* **What you are asked to do**:
Which lines of the entries below contain the string "Fingerprint"? Copy each one.

Element data from apps and pages
· · ·

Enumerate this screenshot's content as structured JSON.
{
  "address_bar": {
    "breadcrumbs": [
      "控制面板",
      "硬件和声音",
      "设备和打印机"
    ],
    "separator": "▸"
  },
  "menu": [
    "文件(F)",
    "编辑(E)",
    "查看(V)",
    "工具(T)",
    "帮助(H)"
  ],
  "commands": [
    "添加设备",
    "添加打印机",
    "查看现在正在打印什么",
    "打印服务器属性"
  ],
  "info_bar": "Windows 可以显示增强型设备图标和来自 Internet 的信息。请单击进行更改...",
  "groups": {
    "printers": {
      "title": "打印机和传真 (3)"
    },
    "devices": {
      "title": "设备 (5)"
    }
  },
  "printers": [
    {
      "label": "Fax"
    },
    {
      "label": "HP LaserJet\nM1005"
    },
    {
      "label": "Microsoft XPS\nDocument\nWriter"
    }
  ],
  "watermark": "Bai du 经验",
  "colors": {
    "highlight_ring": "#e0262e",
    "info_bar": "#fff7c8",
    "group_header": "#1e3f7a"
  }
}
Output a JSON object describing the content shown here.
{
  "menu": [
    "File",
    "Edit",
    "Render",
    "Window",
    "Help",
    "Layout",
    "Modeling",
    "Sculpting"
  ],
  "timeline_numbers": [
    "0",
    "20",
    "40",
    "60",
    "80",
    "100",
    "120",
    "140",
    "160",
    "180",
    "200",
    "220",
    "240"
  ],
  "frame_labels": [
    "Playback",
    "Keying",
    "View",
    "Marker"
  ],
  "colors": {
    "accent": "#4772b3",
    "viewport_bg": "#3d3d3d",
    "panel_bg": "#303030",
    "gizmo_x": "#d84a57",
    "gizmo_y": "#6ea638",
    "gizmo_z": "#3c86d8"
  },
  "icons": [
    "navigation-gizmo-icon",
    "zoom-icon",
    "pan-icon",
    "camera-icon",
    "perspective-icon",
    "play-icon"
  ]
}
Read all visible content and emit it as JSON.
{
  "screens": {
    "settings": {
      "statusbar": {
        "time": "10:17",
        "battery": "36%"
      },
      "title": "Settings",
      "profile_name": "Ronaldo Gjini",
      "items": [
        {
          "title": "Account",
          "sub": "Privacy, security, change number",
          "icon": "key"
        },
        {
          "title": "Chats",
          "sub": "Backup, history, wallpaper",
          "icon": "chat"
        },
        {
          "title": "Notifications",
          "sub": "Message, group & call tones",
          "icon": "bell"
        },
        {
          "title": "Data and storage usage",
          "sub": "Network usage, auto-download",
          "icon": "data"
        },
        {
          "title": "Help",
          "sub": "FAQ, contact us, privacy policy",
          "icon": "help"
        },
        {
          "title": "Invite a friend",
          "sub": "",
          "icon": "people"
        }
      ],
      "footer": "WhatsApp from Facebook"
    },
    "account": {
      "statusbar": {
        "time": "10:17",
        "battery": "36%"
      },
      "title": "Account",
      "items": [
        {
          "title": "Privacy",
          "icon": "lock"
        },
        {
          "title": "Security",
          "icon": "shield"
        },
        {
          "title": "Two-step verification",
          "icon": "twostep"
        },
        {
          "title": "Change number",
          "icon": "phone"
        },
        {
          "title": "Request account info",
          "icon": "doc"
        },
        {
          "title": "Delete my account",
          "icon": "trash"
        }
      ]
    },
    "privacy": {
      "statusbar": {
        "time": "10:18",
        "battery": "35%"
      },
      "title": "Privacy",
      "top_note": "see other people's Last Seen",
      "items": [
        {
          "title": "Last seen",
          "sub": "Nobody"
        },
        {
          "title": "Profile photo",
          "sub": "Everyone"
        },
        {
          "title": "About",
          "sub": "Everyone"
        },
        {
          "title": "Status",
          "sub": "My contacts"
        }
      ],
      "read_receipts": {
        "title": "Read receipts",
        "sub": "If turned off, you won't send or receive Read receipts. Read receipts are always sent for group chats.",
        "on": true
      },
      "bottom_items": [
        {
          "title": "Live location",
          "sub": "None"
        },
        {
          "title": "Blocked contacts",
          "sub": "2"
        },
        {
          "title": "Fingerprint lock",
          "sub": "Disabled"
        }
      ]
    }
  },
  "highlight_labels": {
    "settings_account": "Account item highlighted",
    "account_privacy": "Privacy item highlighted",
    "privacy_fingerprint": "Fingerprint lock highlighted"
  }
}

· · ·

* **Exercise result**:
          "title": "Fingerprint lock",
    "privacy_fingerprint": "Fingerprint lock highlighted"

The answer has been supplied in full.